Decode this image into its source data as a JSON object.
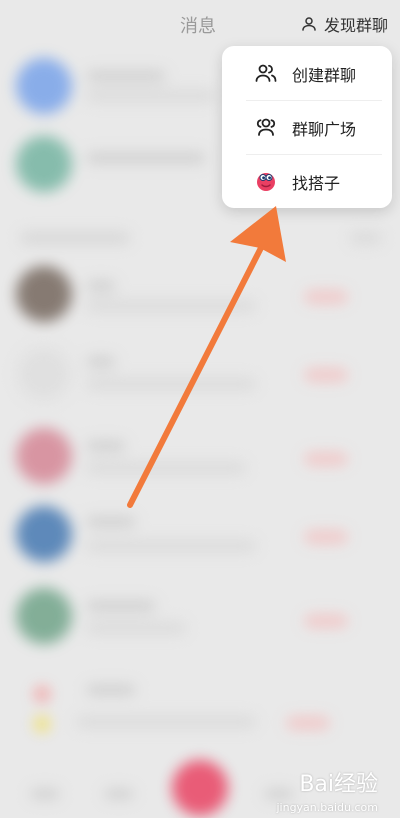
{
  "header": {
    "title": "消息",
    "discover_label": "发现群聊"
  },
  "popup": {
    "items": [
      {
        "label": "创建群聊",
        "icon": "create-group-icon"
      },
      {
        "label": "群聊广场",
        "icon": "group-square-icon"
      },
      {
        "label": "找搭子",
        "icon": "find-buddy-icon"
      }
    ]
  },
  "colors": {
    "arrow": "#f27a3b",
    "popup_bg": "#ffffff",
    "text_primary": "#222222",
    "text_muted": "#9a9a9a"
  },
  "watermark": {
    "brand": "Bai经验",
    "site": "jingyan.baidu.com"
  }
}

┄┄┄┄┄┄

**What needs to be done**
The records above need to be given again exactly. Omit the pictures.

**Task output**
Decode this image into its source data as a JSON object.
{
  "header": {
    "title": "消息",
    "discover_label": "发现群聊"
  },
  "popup": {
    "items": [
      {
        "label": "创建群聊",
        "icon": "create-group-icon"
      },
      {
        "label": "群聊广场",
        "icon": "group-square-icon"
      },
      {
        "label": "找搭子",
        "icon": "find-buddy-icon"
      }
    ]
  },
  "colors": {
    "arrow": "#f27a3b",
    "popup_bg": "#ffffff",
    "text_primary": "#222222",
    "text_muted": "#9a9a9a"
  },
  "watermark": {
    "brand": "Bai经验",
    "site": "jingyan.baidu.com"
  }
}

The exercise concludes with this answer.